Barnes has lived on 40 acres of land near the pond for 17 years. She was born in Newport Beach, California, and once lived in Taos. Standing around 5 feet tall, she has short, white hair and knows how to protect herself. Her house is off-grid.
Barnes bought water from local sources, and had it trucked up the mesa to fill the pond. She said a 3,000-gallon truckload costs her $500.
"When we went with the second load of water, there's 50 horses there," she said. "They found the pond already. They're coming from every direction to get water." She plans to keep it topped off through the summer, despite the high price tag.
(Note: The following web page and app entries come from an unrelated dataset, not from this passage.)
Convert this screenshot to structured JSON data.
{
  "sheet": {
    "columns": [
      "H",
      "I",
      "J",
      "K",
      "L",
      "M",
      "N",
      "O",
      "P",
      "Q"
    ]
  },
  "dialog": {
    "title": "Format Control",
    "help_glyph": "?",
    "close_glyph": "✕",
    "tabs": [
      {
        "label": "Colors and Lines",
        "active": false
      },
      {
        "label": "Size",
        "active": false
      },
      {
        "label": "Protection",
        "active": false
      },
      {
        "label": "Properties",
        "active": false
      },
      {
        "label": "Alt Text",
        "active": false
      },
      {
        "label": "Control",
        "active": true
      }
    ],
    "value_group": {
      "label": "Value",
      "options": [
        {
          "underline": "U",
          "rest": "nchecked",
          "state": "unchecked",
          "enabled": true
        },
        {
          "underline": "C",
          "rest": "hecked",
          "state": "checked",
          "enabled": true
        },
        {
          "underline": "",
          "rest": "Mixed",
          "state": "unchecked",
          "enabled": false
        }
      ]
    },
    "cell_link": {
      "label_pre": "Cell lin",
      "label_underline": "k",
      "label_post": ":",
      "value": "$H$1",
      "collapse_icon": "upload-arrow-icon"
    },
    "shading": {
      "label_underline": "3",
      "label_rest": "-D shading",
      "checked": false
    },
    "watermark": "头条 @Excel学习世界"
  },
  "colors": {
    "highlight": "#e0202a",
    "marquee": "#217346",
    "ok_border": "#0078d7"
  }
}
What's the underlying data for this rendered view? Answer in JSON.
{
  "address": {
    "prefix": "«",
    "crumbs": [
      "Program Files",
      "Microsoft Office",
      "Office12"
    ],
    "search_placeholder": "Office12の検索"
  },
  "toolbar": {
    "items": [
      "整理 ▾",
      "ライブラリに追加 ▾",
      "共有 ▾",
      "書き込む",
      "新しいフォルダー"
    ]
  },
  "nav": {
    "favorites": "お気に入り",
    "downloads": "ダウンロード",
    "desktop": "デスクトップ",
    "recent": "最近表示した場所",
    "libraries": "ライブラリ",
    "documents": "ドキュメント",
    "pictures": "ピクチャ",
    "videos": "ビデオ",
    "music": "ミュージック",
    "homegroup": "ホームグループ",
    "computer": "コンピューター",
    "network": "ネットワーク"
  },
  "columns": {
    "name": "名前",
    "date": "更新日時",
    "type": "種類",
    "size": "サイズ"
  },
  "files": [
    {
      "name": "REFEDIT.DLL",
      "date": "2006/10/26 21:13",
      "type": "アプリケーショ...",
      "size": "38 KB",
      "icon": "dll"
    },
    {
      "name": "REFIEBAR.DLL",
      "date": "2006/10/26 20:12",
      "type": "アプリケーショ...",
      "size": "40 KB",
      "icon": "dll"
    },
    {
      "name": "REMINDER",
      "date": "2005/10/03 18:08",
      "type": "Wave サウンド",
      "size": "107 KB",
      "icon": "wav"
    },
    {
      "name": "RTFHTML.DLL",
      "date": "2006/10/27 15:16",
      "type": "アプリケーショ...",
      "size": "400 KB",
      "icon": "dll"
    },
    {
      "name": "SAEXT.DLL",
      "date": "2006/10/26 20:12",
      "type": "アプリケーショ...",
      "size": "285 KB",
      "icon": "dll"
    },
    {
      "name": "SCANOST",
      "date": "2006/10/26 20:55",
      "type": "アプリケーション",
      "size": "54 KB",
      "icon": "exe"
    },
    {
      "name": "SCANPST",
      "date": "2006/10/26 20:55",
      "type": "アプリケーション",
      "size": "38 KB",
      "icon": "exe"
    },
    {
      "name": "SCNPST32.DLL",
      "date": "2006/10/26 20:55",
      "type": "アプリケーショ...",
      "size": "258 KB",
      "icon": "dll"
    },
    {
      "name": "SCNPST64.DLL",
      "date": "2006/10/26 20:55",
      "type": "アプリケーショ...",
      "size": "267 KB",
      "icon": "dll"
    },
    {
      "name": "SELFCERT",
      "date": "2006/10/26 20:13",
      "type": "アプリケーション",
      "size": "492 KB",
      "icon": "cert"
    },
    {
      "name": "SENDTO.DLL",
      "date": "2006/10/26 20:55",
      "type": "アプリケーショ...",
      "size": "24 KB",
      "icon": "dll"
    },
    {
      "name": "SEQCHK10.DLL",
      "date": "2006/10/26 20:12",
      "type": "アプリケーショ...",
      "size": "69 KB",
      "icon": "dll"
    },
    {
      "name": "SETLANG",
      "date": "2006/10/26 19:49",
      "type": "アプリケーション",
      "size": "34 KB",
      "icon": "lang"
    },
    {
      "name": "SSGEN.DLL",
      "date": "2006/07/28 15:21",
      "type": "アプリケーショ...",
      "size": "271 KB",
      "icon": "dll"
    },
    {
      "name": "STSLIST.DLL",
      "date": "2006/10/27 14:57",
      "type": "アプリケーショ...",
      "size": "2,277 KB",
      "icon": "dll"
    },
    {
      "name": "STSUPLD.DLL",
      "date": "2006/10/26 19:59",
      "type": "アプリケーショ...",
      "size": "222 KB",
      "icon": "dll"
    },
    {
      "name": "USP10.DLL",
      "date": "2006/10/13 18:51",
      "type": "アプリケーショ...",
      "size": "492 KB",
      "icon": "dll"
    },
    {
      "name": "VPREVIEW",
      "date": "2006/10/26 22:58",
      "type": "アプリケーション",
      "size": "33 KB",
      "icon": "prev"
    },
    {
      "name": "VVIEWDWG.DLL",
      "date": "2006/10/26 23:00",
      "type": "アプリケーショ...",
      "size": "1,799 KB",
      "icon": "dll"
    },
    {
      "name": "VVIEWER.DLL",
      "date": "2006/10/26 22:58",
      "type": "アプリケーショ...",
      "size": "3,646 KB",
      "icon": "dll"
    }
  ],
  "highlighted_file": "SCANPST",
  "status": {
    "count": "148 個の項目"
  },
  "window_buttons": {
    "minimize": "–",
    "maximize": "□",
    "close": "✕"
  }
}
There are around 125 horses that live on Wild Horse Mesa, according to Barnes. "And about 75 down on Dos Hermanos Ranch, which I'm trying to lure back up on top of the mesa," she said.
She has given names to her stallions; Tank, Irish, Rocky and Napoleon, and to her mares; Allegra, Chloe, Sugar and Star. In addition to the water, she provides them with hay, salt and alfalfa cubes. When a horse gets sick or abandoned, Barnes rescues them.
Her nonprofit runs an Orphaned Foal Project that takes in abandoned baby horses and nurses them until they are able to return to the herd.
Last week, Barnes found an orphaned foal she named Leah in an alfalfa field near the mesa, and is providing her with electrolytes and rescue medicine. She said that 1-day-old foal would have been coyote dinner otherwise.
Competing for resources
Three years ago, Barnes began looking at drilling a well. "I've got water on my property," she said. "The thermography surveyor is coming to see what the depth is. I've got somebody to finance a good portion of it." The well water would be stored in a tank on her property, and tapped regularly to refill the pond.
Earl Valdez, the manager of the nearby Dos Hermanos Ranch where cattle and goats graze, said the horses had lived just fine on the mesa for decades. He said Barnes was "messing up the ecosystem by bringing in so many new horses."
"We are overrun by horses as they continue to multiply," said Valdez. "It's irresponsible."
Valdez, who has been working on the ranch since he was 7 years old and took over its management from his father, said the growing number of horses is now competing with his cattle grazing business.
Barnes said what she really wants is to provide permanent protections for the feral horses. She wanted to buy the land on the mesa where the pond sits, but the owner won't sell it.
"There are no federal protections, unless they are on federal land," said Barnes. "I'm their only protection."
Her nonprofit organization has purchased and released feral horses back into the wild, added signs warning motorists of crossing horses with the CDOT and led native grass restoration projects.
Barnes said she has also reached out to her elected representatives to try and get the region declared a wildlife preserve. She's also reached out to other conservation nonprofits, like The Nature Conservancy, and angel investors who support wildlife causes.
Barnes said the horses are part of our history, and should be protected. "They deserve to live free and wild."